This frozen yogurt doesn’t come in throw-away cup. Instead, in comes in a flavored, all natural edible skin — much like the skin on a grape. On the inside: organic vanilla or chocolate frozen yogurt. On the outside: an edible skin flavored like peach or banana or coconut or strawberry.

“This shows me that the dream is possible,” says Gary Hirshberg, co-founder of Stonyfield Farm, who has spent decades trying to figure out ways to eliminate environmental waste — including his company’s plastic yogurt cups.

Ultimately, he says, if this edible holder proves successful with frozen yogurt, he hopes to eventually use a version of it with his company’s organic yogurt. And more.

The eco-move by Stonyfield comes at a time consumers are increasingly enamored with environmentally friendly packaging. One of the top 10 global consumer trends for 2014 is a nation of so called “eco-worriers” who increasingly care about sustainability and the environmental impact of everything they buy, says research firm Euromonitor. “Consumers are looking to connect with brands that do not associate with negative environmental impacts,” the study says.

The key to the Frozen Yogurt Pearls, of course, is the skin. It protects the frozen yogurt from the outside and enables it to be washed, handled and carried without being damaged. The product is a joint venture between Stonyfield and WikiFoods. The edible, protective skin is bound via molecular interactions between its two key ingredients, organic fruit and natural ions. WikiFoods is developing other versions of the skin that could be used with anything from cheese to soups.

The “skin” concept comes from WikiFoods founder, David Edwards, who says his Cambridge, Mass-based company’s goal is to package foods about the same way that nature packages fruit. “Consumers will soon be able to choose the skin, shape, size and contents of their food,” he says, and at the same time, make the planet more sustainable.

Hirshberg says he’s wanted to replace the Stonyfield plastic cups for nearly two decades. He was at a 10K race in Boston in 1986, where Stonyfield yogurt was handed out at the finish line. He had driven off after the event and while sitting at a red light more than a quarter-mile from the race, spotted a tossed Stonyfield container sitting in a courtyard. Since then, he says, he’s worked on shrinking the yogurt’s packaging — and, he says, some day, eliminating it.

If the Whole Foods test is a hit, he says, “the next step would be a full commercial roll-out.”

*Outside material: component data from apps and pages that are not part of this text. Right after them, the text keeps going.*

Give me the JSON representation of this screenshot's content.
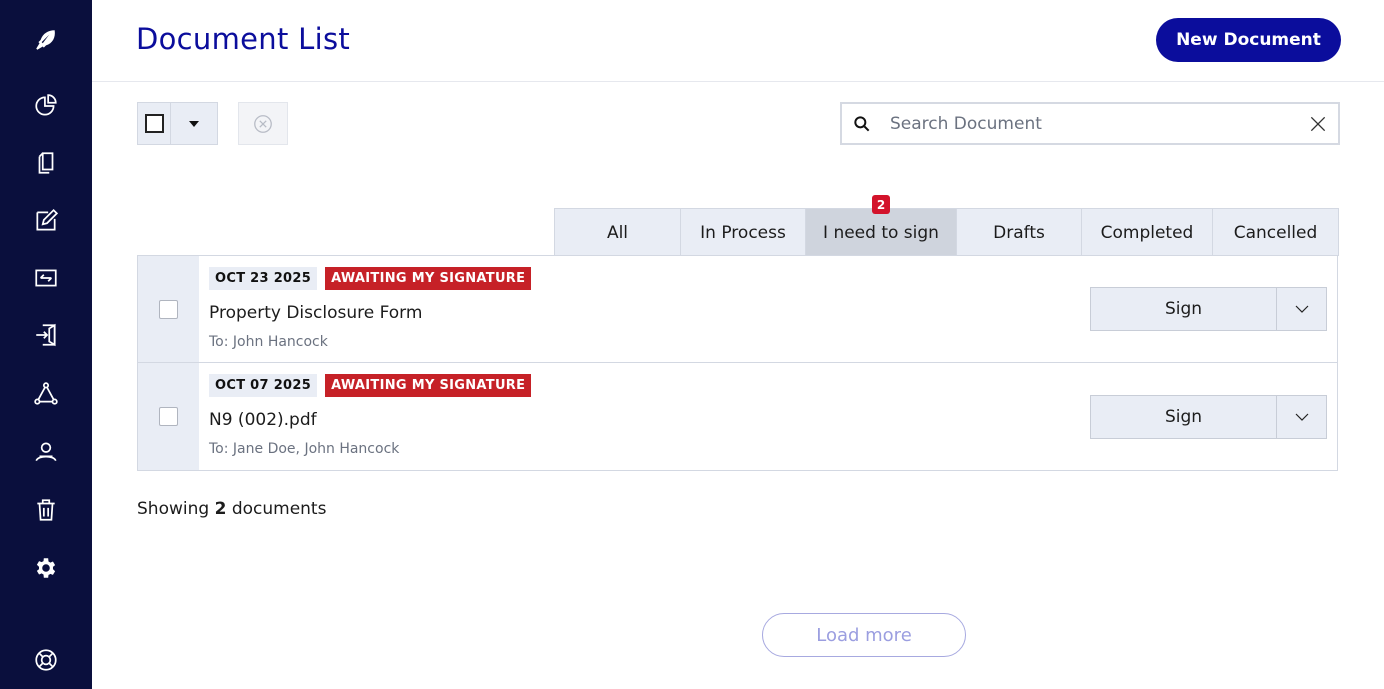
{
  "header": {
    "title": "Document List",
    "new_document_label": "New Document"
  },
  "sidebar": {
    "items": [
      {
        "icon": "feather-logo-icon"
      },
      {
        "icon": "pie-chart-icon"
      },
      {
        "icon": "documents-icon"
      },
      {
        "icon": "edit-icon"
      },
      {
        "icon": "transfer-icon"
      },
      {
        "icon": "sign-in-icon"
      },
      {
        "icon": "workflow-icon"
      },
      {
        "icon": "contacts-icon"
      },
      {
        "icon": "trash-icon"
      },
      {
        "icon": "gear-icon"
      },
      {
        "icon": "help-lifebuoy-icon"
      }
    ]
  },
  "search": {
    "placeholder": "Search Document",
    "value": ""
  },
  "tabs": [
    {
      "label": "All"
    },
    {
      "label": "In Process"
    },
    {
      "label": "I need to sign",
      "badge": "2",
      "active": true
    },
    {
      "label": "Drafts"
    },
    {
      "label": "Completed"
    },
    {
      "label": "Cancelled"
    }
  ],
  "documents": [
    {
      "date": "OCT 23 2025",
      "status": "AWAITING MY SIGNATURE",
      "name": "Property Disclosure Form",
      "to_prefix": "To:",
      "recipients": [
        "John Hancock"
      ],
      "action": "Sign"
    },
    {
      "date": "OCT 07 2025",
      "status": "AWAITING MY SIGNATURE",
      "name": "N9 (002).pdf",
      "to_prefix": "To:",
      "recipients": [
        "Jane Doe",
        "John Hancock"
      ],
      "action": "Sign"
    }
  ],
  "footer": {
    "showing_prefix": "Showing",
    "count": "2",
    "showing_suffix": "documents",
    "load_more_label": "Load more"
  },
  "colors": {
    "sidebar": "#0a0f3d",
    "brand": "#0b0d9c",
    "status_red": "#c62127",
    "badge_red": "#d3132b"
  }
}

This, he says, may be the beginning of the end of food packaging. “When cellphones first came out, they were pretty clunky,” says Hirshberg. “That’s where we are now with this — but the sky’s the limit.”